From Dr Leonard Goh
I’m sorry, I’m leaving . . . although, I had initially envisioned that I would spend my entire professional career as a government doctor in Malaysia.
However, the realities of life have caught up with the idealist in me and I have come to the inescapable conclusion that I have to leave.
Our healthcare system is too broken, especially when it comes to the issue of contract doctors. The more the government tries to fix the problems related to contract doctors, the more complicated the issues get.
This is the inevitable result of making such an important policy change on a whim, without prior stakeholder engagements or any hint of prospective planning. We desperately need a reset button, but will the government have the courage to admit that they were wrong and be willing to start over from scratch?
I still have a long career path ahead of me. I know that given the right opportunities, I have the potential to be a leader in the regional, or even global, stage.
Staying in government service would mean denying myself any hope of reaching for the stars. I’m done with running with all my might but getting nowhere, on the giant hamster wheel that is the health ministry.
The workplace conditions are ridiculously inhumane. My colleagues and I are working past the point of sanity to treat our patients to the best of our abilities, but the government has time and again failed to support us in this endeavour.
We have been shortchanged far too much for far too long. I refuse to allow my altruism and empathy to be exploited anymore.
It’s not my fault that I have been looking for options outside the government service, long before I finished my housemanship training.
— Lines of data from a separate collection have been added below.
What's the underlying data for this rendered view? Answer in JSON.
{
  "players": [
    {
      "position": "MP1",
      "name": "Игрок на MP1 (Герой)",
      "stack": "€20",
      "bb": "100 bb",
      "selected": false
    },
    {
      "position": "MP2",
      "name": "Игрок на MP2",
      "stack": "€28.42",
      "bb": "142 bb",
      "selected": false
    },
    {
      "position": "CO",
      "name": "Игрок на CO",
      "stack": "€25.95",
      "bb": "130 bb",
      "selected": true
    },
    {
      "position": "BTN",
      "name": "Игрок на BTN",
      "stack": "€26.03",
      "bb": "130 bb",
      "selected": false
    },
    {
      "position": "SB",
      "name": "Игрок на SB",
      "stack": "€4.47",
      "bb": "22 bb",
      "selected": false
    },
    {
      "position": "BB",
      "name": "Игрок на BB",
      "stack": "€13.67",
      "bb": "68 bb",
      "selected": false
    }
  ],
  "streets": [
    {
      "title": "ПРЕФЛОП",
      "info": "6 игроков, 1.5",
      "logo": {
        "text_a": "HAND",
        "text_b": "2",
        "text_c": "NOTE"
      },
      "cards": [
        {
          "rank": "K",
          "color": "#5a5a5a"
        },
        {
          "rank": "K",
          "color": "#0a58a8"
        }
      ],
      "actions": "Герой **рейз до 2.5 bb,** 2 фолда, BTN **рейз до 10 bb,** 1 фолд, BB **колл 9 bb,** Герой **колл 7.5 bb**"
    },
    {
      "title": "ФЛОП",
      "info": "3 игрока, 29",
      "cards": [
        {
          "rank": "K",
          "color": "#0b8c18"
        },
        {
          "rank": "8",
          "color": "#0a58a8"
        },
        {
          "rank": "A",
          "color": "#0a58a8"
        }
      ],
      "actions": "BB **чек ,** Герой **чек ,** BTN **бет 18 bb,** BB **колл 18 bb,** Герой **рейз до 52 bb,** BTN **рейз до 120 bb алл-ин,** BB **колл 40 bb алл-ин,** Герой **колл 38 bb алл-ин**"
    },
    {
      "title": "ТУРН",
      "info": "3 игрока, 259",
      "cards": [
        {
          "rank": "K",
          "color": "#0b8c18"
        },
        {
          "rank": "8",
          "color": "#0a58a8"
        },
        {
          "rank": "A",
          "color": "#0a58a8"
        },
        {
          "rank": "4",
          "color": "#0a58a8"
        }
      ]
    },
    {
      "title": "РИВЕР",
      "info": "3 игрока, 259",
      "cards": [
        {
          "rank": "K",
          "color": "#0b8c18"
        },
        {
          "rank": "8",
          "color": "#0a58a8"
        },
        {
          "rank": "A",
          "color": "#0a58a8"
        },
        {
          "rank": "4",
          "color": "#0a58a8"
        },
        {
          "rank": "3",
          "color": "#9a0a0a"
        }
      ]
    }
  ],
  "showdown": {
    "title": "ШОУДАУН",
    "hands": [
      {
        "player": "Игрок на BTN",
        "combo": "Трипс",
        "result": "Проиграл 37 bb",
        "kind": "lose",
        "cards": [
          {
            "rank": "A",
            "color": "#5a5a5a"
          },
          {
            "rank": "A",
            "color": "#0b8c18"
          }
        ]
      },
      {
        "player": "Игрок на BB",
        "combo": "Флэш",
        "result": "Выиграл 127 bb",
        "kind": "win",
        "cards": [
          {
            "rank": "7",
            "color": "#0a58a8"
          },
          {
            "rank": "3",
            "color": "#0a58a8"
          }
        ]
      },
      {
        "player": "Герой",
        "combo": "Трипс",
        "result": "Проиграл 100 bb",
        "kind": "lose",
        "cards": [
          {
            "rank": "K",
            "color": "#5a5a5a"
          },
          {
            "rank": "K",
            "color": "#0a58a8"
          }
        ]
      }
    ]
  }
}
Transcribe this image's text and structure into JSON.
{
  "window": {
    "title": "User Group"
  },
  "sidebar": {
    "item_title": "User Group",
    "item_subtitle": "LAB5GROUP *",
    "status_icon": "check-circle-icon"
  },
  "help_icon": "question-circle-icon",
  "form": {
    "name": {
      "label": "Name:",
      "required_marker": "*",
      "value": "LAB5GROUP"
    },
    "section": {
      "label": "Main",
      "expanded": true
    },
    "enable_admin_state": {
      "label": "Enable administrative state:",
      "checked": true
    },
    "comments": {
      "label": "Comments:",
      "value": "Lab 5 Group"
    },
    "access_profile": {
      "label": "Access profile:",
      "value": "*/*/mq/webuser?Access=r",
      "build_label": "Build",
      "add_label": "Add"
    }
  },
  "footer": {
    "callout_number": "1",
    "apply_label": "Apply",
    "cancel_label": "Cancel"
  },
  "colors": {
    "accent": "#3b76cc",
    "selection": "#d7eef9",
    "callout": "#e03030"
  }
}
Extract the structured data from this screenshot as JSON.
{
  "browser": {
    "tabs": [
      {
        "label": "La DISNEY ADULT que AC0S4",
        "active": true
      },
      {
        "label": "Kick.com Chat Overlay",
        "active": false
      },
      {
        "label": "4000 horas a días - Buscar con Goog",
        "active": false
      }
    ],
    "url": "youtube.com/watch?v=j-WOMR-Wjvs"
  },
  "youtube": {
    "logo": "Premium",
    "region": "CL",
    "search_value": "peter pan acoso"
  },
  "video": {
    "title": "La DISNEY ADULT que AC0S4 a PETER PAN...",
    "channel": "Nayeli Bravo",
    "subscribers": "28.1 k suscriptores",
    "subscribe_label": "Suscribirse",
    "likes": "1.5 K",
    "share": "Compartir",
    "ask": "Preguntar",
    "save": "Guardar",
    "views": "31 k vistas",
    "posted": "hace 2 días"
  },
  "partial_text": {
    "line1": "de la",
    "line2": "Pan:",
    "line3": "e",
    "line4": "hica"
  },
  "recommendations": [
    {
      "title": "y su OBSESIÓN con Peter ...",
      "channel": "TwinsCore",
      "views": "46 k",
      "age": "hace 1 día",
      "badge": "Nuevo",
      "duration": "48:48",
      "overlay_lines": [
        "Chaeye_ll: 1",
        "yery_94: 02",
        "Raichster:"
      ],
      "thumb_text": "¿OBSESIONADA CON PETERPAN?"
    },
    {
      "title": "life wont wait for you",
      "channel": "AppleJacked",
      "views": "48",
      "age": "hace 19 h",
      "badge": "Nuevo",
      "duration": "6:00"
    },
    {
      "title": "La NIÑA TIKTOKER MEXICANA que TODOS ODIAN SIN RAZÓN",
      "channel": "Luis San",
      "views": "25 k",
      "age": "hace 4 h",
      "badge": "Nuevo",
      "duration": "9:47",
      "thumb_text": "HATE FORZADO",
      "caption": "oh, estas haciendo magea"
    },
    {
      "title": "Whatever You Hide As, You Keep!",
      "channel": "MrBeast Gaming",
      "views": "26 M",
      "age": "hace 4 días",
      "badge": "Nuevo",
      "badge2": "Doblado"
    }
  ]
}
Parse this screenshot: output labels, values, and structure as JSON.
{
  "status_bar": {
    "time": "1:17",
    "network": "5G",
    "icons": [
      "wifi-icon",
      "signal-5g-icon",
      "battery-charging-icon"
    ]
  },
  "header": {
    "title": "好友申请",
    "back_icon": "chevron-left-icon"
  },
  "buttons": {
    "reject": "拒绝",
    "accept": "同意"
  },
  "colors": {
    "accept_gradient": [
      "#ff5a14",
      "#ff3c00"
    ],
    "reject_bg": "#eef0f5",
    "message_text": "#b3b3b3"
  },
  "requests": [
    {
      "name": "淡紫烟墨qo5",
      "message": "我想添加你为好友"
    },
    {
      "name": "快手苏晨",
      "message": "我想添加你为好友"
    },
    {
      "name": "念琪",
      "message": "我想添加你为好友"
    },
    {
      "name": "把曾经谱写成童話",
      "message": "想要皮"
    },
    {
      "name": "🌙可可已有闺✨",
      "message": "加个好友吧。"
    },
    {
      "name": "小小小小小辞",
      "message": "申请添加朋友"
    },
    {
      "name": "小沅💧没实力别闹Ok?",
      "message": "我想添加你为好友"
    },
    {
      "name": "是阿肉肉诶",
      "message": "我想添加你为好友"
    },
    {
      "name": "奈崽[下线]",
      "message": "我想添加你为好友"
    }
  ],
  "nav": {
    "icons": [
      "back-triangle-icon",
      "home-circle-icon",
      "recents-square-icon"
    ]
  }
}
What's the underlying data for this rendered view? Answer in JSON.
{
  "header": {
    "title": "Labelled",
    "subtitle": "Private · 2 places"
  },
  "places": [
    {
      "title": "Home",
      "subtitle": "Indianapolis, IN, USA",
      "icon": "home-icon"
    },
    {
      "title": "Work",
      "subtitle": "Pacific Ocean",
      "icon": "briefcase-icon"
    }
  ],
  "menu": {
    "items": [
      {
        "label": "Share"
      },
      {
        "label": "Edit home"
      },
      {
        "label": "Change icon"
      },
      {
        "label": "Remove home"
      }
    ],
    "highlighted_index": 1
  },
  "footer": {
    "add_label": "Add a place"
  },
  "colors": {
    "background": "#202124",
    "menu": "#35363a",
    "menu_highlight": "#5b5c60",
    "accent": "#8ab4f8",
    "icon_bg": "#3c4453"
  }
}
My hand was forced by the government when they insisted on hiring me on a mere three-year contract, even though my career progression is measured in decades.
Now, top that up with the still-ongoing series of administrative blunders and haphazard planning by the health ministry. Is it not logical, then, for me to bravely pursue the uncertain promise of greener pastures and success overseas, rather than meekly settle for the certain promise of a bleak future in the government service here?
I’m sorry, I am leaving, but it is not without a lack of trying, though. Believe me, I’ve tried. I’ve sacrificed most of my time to advocate for junior doctors and improvements in our healthcare system.
I was the first contract doctor to take up the position of SCHOMOS (Section Concerning House Officers, Medical Officers and Specialists) state representative, and thus far the only one to have held a SCHOMOS exco position at the national level.
I’d like to think that I made a difference, perhaps insufficient and rather insignificant in the grand scheme of things, but a difference, nevertheless. Despite that, it’s all too little, too late.
I’m sorry, I am leaving, but this doesn’t have to be goodbye forever. While many doctors have left, plenty are staying. I wish those remaining the very best in reigniting the engine of progress and getting the country back on track.
Meanwhile, I’ll be forging ahead with my own path in a foreign land. When the time comes, I’ll be waiting at the station ahead, ready to board the train again, armed with my accumulated years of experience abroad.
I’m sorry, I am leaving, and fingers crossed, we’ll cross paths again one day, tanah airku tercinta, tanah tumpahnya darahku.
Dr Leonard Goh served as a contract doctor in a government hospital from 2019 to 2022 and is an FMT reader.
The views expressed are those of the writer and do not necessarily reflect those of FMT.